The overall lethality/morbidity of ionizing radiation exposure involves multiple forms of inhibitory or cytotoxic effects that may manifest in different tissues with a varying dose and time response. One of the major systemic effects leading to lethality of radiation includes its suppressive effect on hematopoiesis, which could be observed even at doses as low as 1–2 Gy, whereas effects on gastrointestinal and nervous systems appear at relatively higher doses in the same order. This article reviews the effects of radiation on the three distinct stages of erythropoiesis—formation of erythroid progenitor cells, differentiation of erythroid precursor cells, and terminal maturation. During these stepwise developmental processes, erythroid progenitor cells undergo rapid expansion to form terminally differentiated red blood cells that are continuously replenished from bone marrow into the circulating peripheral blood stream.

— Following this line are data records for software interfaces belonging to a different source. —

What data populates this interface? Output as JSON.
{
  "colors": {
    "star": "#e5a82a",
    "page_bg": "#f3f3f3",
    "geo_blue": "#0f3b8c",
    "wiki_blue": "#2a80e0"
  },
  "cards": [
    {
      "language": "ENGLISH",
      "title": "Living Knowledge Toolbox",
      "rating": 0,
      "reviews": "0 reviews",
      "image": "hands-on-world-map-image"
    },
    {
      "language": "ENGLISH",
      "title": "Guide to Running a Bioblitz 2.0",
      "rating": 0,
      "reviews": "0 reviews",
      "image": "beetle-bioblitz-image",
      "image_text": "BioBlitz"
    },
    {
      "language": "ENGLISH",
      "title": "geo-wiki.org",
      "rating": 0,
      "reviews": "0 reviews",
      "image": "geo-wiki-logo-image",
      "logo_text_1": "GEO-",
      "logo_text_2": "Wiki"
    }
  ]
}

Cellular radiation response depends upon many factors such as cell lineage, rate of proliferation, and differentiation status. Therefore, we discuss radiation-induced alterations during the progenitor, precursor, and terminal maturation stages and the implications thereof. Since biomarkers of ionizing radiation exposure in human populations are of great interest for assessing normal tissue injury as well as for biodosimetry in the event of accidental or incidental radiation exposures, we also highlight blood-based biomarkers that have potential utility for medical management.
1Division of Natural Radiation Response Mechanisms, Institute of Nuclear Medicine and Allied Sciences, Timarpur, Delhi, India;

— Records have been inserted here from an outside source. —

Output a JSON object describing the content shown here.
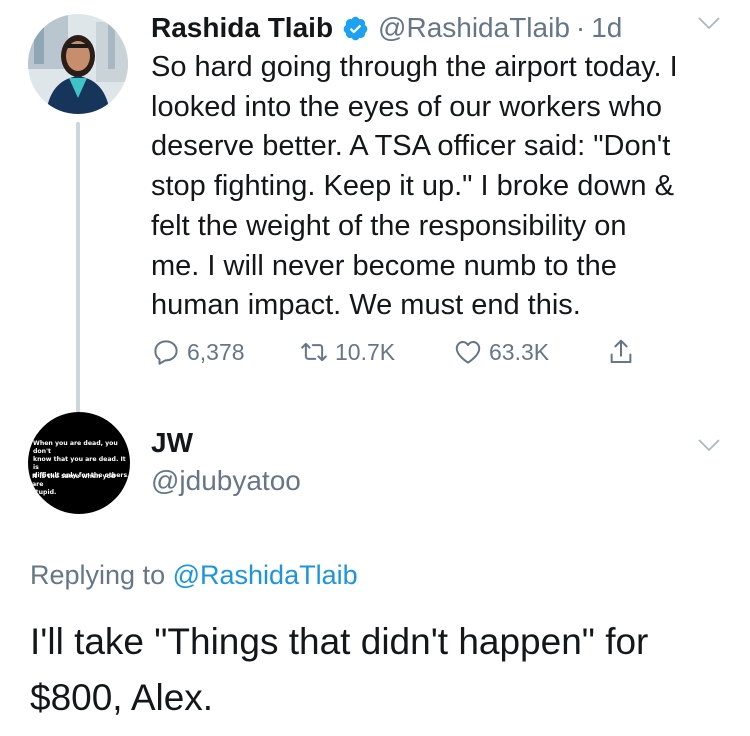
{
  "tweet": {
    "author_name": "Rashida Tlaib",
    "author_handle": "@RashidaTlaib",
    "separator": "·",
    "time": "1d",
    "verified_icon": "verified-badge-icon",
    "text": "So hard going through the airport today. I\nlooked into the eyes of our workers who\ndeserve better. A TSA officer said: \"Don't\nstop fighting. Keep it up.\" I broke down &\nfelt the weight of the responsibility on\nme. I will never become numb to the\nhuman impact. We must end this.",
    "actions": {
      "replies": "6,378",
      "retweets": "10.7K",
      "likes": "63.3K"
    }
  },
  "reply": {
    "author_name": "JW",
    "author_handle": "@jdubyatoo",
    "avatar_text_1": "When you are dead, you don't\nknow that you are dead. It is\ndifficult only for the others.",
    "avatar_text_2": "It is the same when you are\nstupid.",
    "replying_prefix": "Replying to",
    "replying_to": "@RashidaTlaib",
    "text": "I'll take \"Things that didn't happen\" for\n$800, Alex."
  },
  "colors": {
    "text_primary": "#14171a",
    "text_secondary": "#657786",
    "link": "#1b95e0",
    "verified": "#1da1f2",
    "thread_line": "#ccd6dd"
  }
}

2School of Biosciences and Technology, Vellore Institiute of Technology, Vellore, Tamil Nadu, India.
The authors declare no conflicts of interest.
For correspondence contact Sudhir Chandna, Division of Natural Radiation Response Mechanisms, Institute of Nuclear Medicine and Allied Sciences, Brig. SK Mazumdar Road, Delhi-110054, India, or email at firstname.lastname@example.org or email@example.com.
(Manuscript accepted 8 August 2018)